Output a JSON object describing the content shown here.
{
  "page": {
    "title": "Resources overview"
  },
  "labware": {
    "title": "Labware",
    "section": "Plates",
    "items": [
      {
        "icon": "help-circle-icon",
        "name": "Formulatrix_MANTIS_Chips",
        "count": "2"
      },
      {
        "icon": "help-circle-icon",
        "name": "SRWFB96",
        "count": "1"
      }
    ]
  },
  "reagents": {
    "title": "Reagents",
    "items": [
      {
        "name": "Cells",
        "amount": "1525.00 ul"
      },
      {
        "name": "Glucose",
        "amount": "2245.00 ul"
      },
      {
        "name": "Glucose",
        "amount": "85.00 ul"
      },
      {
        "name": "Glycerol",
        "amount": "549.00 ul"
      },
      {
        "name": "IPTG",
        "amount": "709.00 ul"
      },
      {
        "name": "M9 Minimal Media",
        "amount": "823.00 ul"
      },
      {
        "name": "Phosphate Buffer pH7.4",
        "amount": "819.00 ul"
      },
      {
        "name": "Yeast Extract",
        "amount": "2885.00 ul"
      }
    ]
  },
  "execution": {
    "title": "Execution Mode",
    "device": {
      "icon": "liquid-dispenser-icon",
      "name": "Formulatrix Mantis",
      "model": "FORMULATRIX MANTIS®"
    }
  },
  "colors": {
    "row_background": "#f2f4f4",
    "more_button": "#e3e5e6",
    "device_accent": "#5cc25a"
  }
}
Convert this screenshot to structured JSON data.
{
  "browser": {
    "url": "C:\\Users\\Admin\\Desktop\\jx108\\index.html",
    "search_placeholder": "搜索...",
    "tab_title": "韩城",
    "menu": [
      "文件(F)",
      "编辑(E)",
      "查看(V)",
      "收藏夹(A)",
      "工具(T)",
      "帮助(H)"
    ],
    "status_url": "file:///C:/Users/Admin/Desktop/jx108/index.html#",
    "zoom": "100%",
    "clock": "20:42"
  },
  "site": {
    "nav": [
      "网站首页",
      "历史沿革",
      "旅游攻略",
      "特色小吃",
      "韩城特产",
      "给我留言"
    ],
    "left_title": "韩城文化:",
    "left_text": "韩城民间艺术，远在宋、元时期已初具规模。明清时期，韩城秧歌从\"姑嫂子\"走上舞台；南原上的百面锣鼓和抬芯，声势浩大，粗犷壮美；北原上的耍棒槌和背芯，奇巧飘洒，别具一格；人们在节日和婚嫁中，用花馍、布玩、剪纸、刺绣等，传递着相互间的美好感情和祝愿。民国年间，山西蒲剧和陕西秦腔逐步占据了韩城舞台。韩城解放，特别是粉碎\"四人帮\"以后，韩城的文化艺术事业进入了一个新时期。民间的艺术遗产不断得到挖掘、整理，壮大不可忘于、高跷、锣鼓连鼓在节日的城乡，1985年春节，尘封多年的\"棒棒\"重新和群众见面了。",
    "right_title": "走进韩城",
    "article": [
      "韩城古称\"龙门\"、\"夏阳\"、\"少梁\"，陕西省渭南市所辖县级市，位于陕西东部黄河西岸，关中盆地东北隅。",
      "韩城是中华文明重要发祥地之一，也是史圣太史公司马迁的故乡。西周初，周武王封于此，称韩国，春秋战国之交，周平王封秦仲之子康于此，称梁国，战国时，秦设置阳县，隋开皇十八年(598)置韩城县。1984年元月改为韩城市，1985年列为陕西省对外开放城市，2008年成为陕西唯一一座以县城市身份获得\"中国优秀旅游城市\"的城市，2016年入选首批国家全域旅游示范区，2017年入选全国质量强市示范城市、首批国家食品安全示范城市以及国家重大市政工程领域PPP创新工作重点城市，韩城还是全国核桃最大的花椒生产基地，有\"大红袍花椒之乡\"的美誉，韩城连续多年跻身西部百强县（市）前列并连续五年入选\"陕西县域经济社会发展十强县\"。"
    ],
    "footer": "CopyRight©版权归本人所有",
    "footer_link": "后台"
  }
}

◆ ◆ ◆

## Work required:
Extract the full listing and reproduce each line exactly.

## Written reply:
Output a JSON object describing the content shown here.
{
  "page": {
    "title": "Resources overview"
  },
  "labware": {
    "title": "Labware",
    "section": "Plates",
    "items": [
      {
        "icon": "help-circle-icon",
        "name": "Formulatrix_MANTIS_Chips",
        "count": "2"
      },
      {
        "icon": "help-circle-icon",
        "name": "SRWFB96",
        "count": "1"
      }
    ]
  },
  "reagents": {
    "title": "Reagents",
    "items": [
      {
        "name": "Cells",
        "amount": "1525.00 ul"
      },
      {
        "name": "Glucose",
        "amount": "2245.00 ul"
      },
      {
        "name": "Glucose",
        "amount": "85.00 ul"
      },
      {
        "name": "Glycerol",
        "amount": "549.00 ul"
      },
      {
        "name": "IPTG",
        "amount": "709.00 ul"
      },
      {
        "name": "M9 Minimal Media",
        "amount": "823.00 ul"
      },
      {
        "name": "Phosphate Buffer pH7.4",
        "amount": "819.00 ul"
      },
      {
        "name": "Yeast Extract",
        "amount": "2885.00 ul"
      }
    ]
  },
  "execution": {
    "title": "Execution Mode",
    "device": {
      "icon": "liquid-dispenser-icon",
      "name": "Formulatrix Mantis",
      "model": "FORMULATRIX MANTIS®"
    }
  },
  "colors": {
    "row_background": "#f2f4f4",
    "more_button": "#e3e5e6",
    "device_accent": "#5cc25a"
  }
}
Convert this screenshot to structured JSON data.
{
  "browser": {
    "url": "C:\\Users\\Admin\\Desktop\\jx108\\index.html",
    "search_placeholder": "搜索...",
    "tab_title": "韩城",
    "menu": [
      "文件(F)",
      "编辑(E)",
      "查看(V)",
      "收藏夹(A)",
      "工具(T)",
      "帮助(H)"
    ],
    "status_url": "file:///C:/Users/Admin/Desktop/jx108/index.html#",
    "zoom": "100%",
    "clock": "20:42"
  },
  "site": {
    "nav": [
      "网站首页",
      "历史沿革",
      "旅游攻略",
      "特色小吃",
      "韩城特产",
      "给我留言"
    ],
    "left_title": "韩城文化:",
    "left_text": "韩城民间艺术，远在宋、元时期已初具规模。明清时期，韩城秧歌从\"姑嫂子\"走上舞台；南原上的百面锣鼓和抬芯，声势浩大，粗犷壮美；北原上的耍棒槌和背芯，奇巧飘洒，别具一格；人们在节日和婚嫁中，用花馍、布玩、剪纸、刺绣等，传递着相互间的美好感情和祝愿。民国年间，山西蒲剧和陕西秦腔逐步占据了韩城舞台。韩城解放，特别是粉碎\"四人帮\"以后，韩城的文化艺术事业进入了一个新时期。民间的艺术遗产不断得到挖掘、整理，壮大不可忘于、高跷、锣鼓连鼓在节日的城乡，1985年春节，尘封多年的\"棒棒\"重新和群众见面了。",
    "right_title": "走进韩城",
    "article": [
      "韩城古称\"龙门\"、\"夏阳\"、\"少梁\"，陕西省渭南市所辖县级市，位于陕西东部黄河西岸，关中盆地东北隅。",
      "韩城是中华文明重要发祥地之一，也是史圣太史公司马迁的故乡。西周初，周武王封于此，称韩国，春秋战国之交，周平王封秦仲之子康于此，称梁国，战国时，秦设置阳县，隋开皇十八年(598)置韩城县。1984年元月改为韩城市，1985年列为陕西省对外开放城市，2008年成为陕西唯一一座以县城市身份获得\"中国优秀旅游城市\"的城市，2016年入选首批国家全域旅游示范区，2017年入选全国质量强市示范城市、首批国家食品安全示范城市以及国家重大市政工程领域PPP创新工作重点城市，韩城还是全国核桃最大的花椒生产基地，有\"大红袍花椒之乡\"的美誉，韩城连续多年跻身西部百强县（市）前列并连续五年入选\"陕西县域经济社会发展十强县\"。"
    ],
    "footer": "CopyRight©版权归本人所有",
    "footer_link": "后台"
  }
}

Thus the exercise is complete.